That’s the warning from RTITB, the workplace transport training regulatory body, which has registered as an end point assessment organisation (EPAO) in a bid to address the shortage.
The EPA verifies that an apprentice can do the job they have been trained to do and typically comes at the end of a 12-month programme of training and work experience. It must be carried out by an assessor from an independent organisation registered as an EPAO – not the employer or training provider.
“Recently, we’ve spoken to a number of registered apprenticeship training providers who have been given lead times of three months by some EPAOs when they’ve requested EPAs for their LGV Driver apprentices,” says Laura Nelson, managing director of RTITB.
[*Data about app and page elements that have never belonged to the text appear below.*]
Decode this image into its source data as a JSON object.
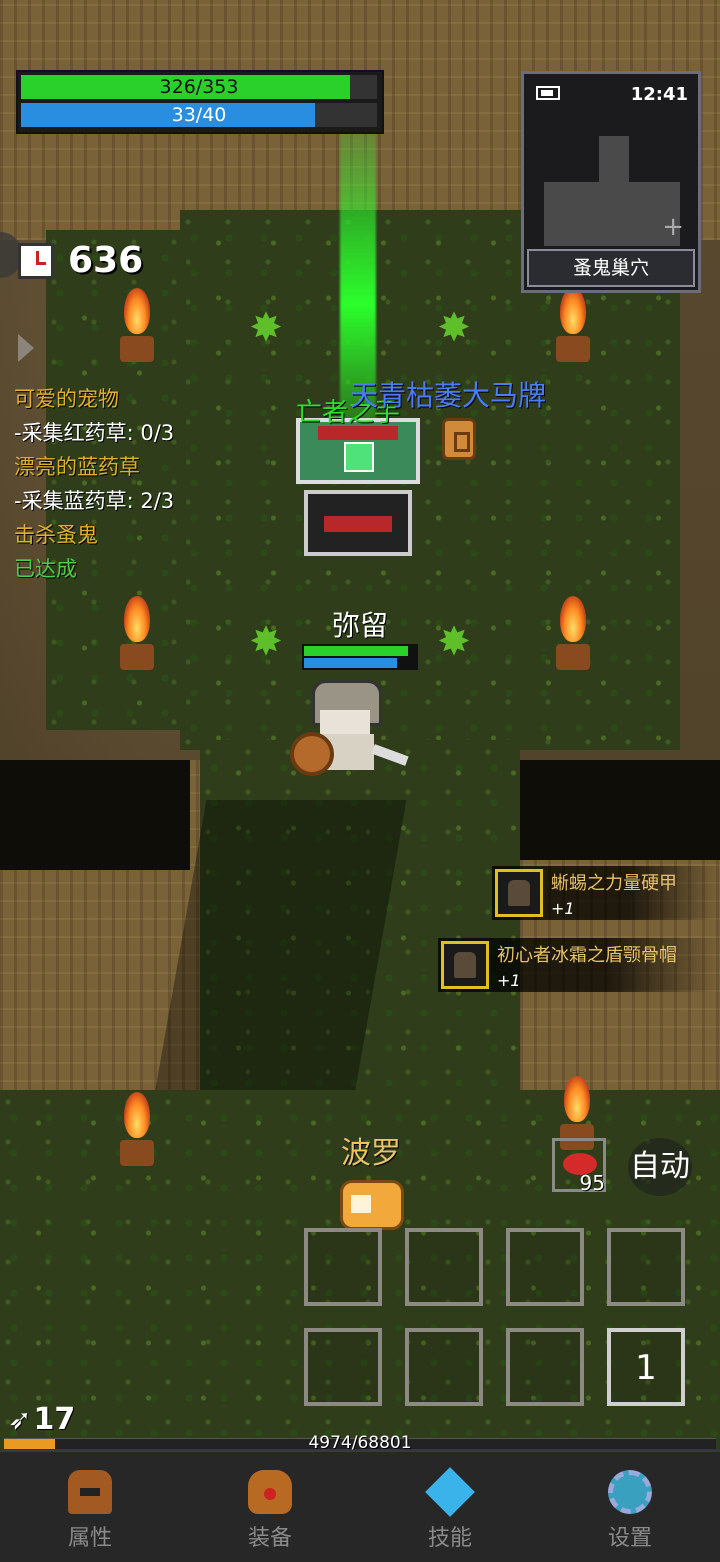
{
  "hud": {
    "hp": {
      "text": "326/353",
      "current": 326,
      "max": 353
    },
    "mp": {
      "text": "33/40",
      "current": 33,
      "max": 40
    }
  },
  "minimap": {
    "time": "12:41",
    "location": "蚤鬼巢穴",
    "icon": "battery-icon"
  },
  "timer": {
    "value": "636",
    "icon": "clock-icon"
  },
  "quests": [
    {
      "title": "可爱的宠物",
      "detail": "-采集红药草: 0/3"
    },
    {
      "title": "漂亮的蓝药草",
      "detail": "-采集蓝药草: 2/3"
    },
    {
      "title": "击杀蚤鬼",
      "detail": "已达成"
    }
  ],
  "loot_labels": {
    "green": "亡者之手",
    "blue": "天青枯萎大马牌"
  },
  "player": {
    "name": "弥留",
    "hp_fraction": 0.93,
    "mp_fraction": 0.83
  },
  "pet": {
    "name": "波罗"
  },
  "notifications": [
    {
      "name": "蜥蜴之力量硬甲",
      "qty": "+1"
    },
    {
      "name": "初心者冰霜之盾颚骨帽",
      "qty": "+1"
    }
  ],
  "consumable": {
    "count": "95",
    "icon": "meat-icon"
  },
  "auto_label": "自动",
  "skill_page": "1",
  "level": "17",
  "xp": {
    "text": "4974/68801",
    "current": 4974,
    "max": 68801
  },
  "nav": [
    {
      "label": "属性",
      "icon": "helmet-icon"
    },
    {
      "label": "装备",
      "icon": "bag-icon"
    },
    {
      "label": "技能",
      "icon": "crystal-icon"
    },
    {
      "label": "设置",
      "icon": "gear-icon"
    }
  ],
  "colors": {
    "hp": "#2bd12b",
    "mp": "#2a8ee0",
    "quest_title": "#e0b030",
    "quest_done": "#4ad14a",
    "xp": "#e89a22"
  }
}
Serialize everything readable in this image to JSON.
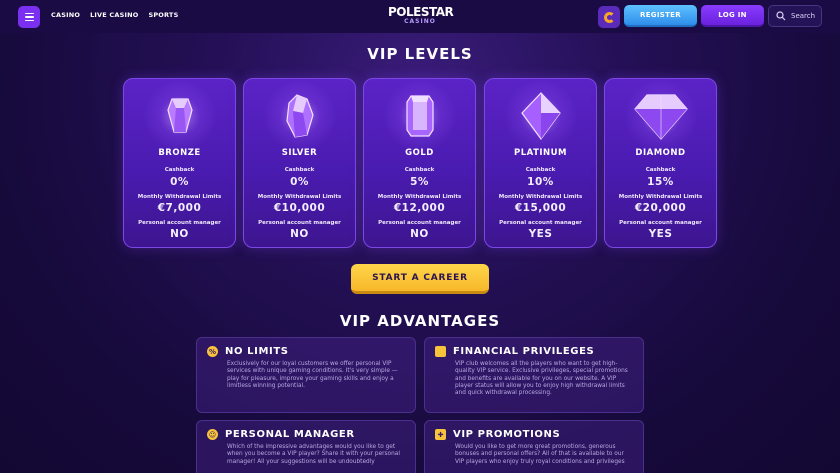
{
  "header": {
    "nav": [
      "CASINO",
      "LIVE CASINO",
      "SPORTS"
    ],
    "logo_main": "POLESTAR",
    "logo_sub": "CASINO",
    "register_label": "REGISTER",
    "login_label": "LOG IN",
    "search_label": "Search"
  },
  "levels": {
    "title": "VIP LEVELS",
    "labels": {
      "cashback": "Cashback",
      "withdrawal": "Monthly Withdrawal Limits",
      "manager": "Personal account manager"
    },
    "cards": [
      {
        "tier": "BRONZE",
        "cashback": "0%",
        "withdrawal": "€7,000",
        "manager": "NO"
      },
      {
        "tier": "SILVER",
        "cashback": "0%",
        "withdrawal": "€10,000",
        "manager": "NO"
      },
      {
        "tier": "GOLD",
        "cashback": "5%",
        "withdrawal": "€12,000",
        "manager": "NO"
      },
      {
        "tier": "PLATINUM",
        "cashback": "10%",
        "withdrawal": "€15,000",
        "manager": "YES"
      },
      {
        "tier": "DIAMOND",
        "cashback": "15%",
        "withdrawal": "€20,000",
        "manager": "YES"
      }
    ]
  },
  "cta_label": "START A CAREER",
  "advantages": {
    "title": "VIP ADVANTAGES",
    "items": [
      {
        "title": "NO LIMITS",
        "text": "Exclusively for our loyal customers we offer personal VIP services with unique gaming conditions. It's very simple — play for pleasure, improve your gaming skills and enjoy a limitless winning potential."
      },
      {
        "title": "FINANCIAL PRIVILEGES",
        "text": "VIP club welcomes all the players who want to get high-quality VIP service. Exclusive privileges, special promotions and benefits are available for you on our website. A VIP player status will allow you to enjoy high withdrawal limits and quick withdrawal processing."
      },
      {
        "title": "PERSONAL MANAGER",
        "text": "Which of the impressive advantages would you like to get when you become a VIP player? Share it with your personal manager! All your suggestions will be undoubtedly"
      },
      {
        "title": "VIP PROMOTIONS",
        "text": "Would you like to get more great promotions, generous bonuses and personal offers? All of that is available to our VIP players who enjoy truly royal conditions and privileges"
      }
    ]
  },
  "colors": {
    "accent_purple": "#7b2ff0",
    "register_blue": "#3aa0f5",
    "cta_yellow": "#f9c53a",
    "background": "#1a0b44"
  }
}
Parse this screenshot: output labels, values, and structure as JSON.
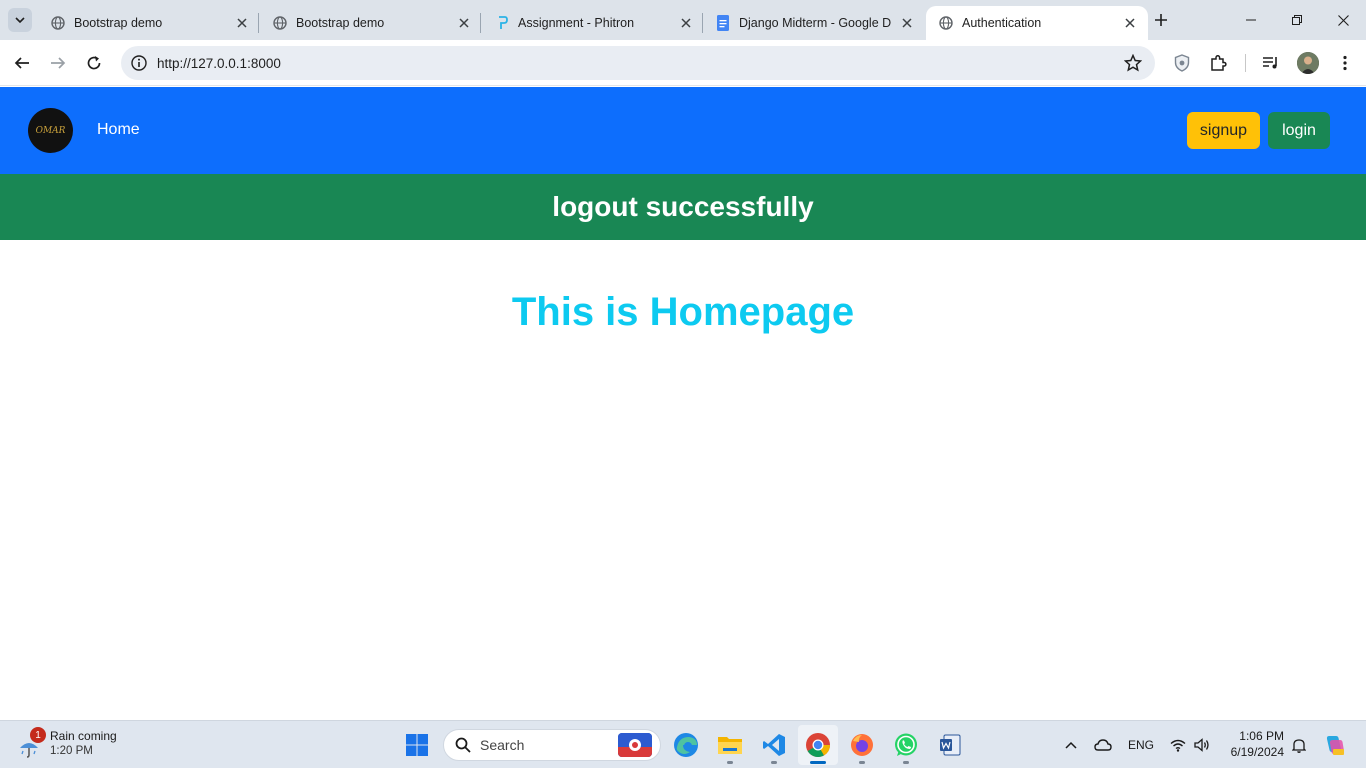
{
  "browser": {
    "tabs": [
      {
        "title": "Bootstrap demo",
        "favicon": "globe-icon",
        "active": false
      },
      {
        "title": "Bootstrap demo",
        "favicon": "globe-icon",
        "active": false
      },
      {
        "title": "Assignment - Phitron",
        "favicon": "phitron-icon",
        "active": false
      },
      {
        "title": "Django Midterm - Google D",
        "favicon": "google-docs-icon",
        "active": false
      },
      {
        "title": "Authentication",
        "favicon": "globe-icon",
        "active": true
      }
    ],
    "url": "http://127.0.0.1:8000"
  },
  "navbar": {
    "brand_text": "OMAR",
    "home_label": "Home",
    "signup_label": "signup",
    "login_label": "login",
    "colors": {
      "navbar": "#0d6efd",
      "signup": "#ffc107",
      "login": "#198754"
    }
  },
  "alert": {
    "message": "logout successfully",
    "color": "#198754"
  },
  "main": {
    "heading": "This is Homepage",
    "heading_color": "#0dcaf0"
  },
  "taskbar": {
    "weather": {
      "title": "Rain coming",
      "time": "1:20 PM",
      "badge": "1"
    },
    "search_placeholder": "Search",
    "apps": [
      "windows-start-icon",
      "edge-icon",
      "file-explorer-icon",
      "vscode-icon",
      "chrome-icon",
      "firefox-icon",
      "whatsapp-icon",
      "word-icon"
    ],
    "language": "ENG",
    "clock": {
      "time": "1:06 PM",
      "date": "6/19/2024"
    }
  }
}
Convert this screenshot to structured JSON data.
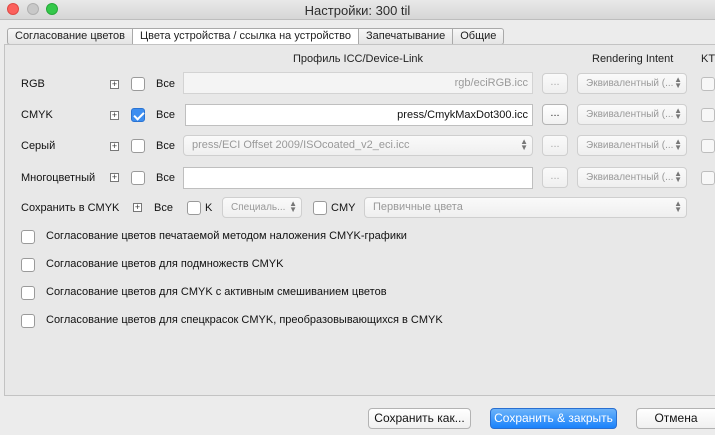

“This simply isn’t fair on the apprentices who have worked hard to meet the gateway requirements and are ready for their EPA. What’s more, it undermines confidence in logistics apprenticeships.”
Nelson says it is a concern that EPAOs are struggling to meet demand, as the number of apprenticeships is lower than it was before the introduction of the apprenticeship levy.
A further concern, she adds, is that training providers may turn to assessors who can assess apprentices to a minimum skills level but who lack the workplace competence and industry expertise to conduct EPAs.
“That’s why, to help meet the demand for EPAs for logistics apprenticeship standards, RTITB has become an approved EPAO,” says Nelson.
RTITB assessors, with logistics and warehousing experience, can carry out EPAs with a lead time of less than four weeks. RTITB currently offers EPAs for Supply Chain Warehouse Operatives (ST259) and LGV Drivers (ST0257), with other apprenticeship standards in the transport and logistics sector due to be added later this year.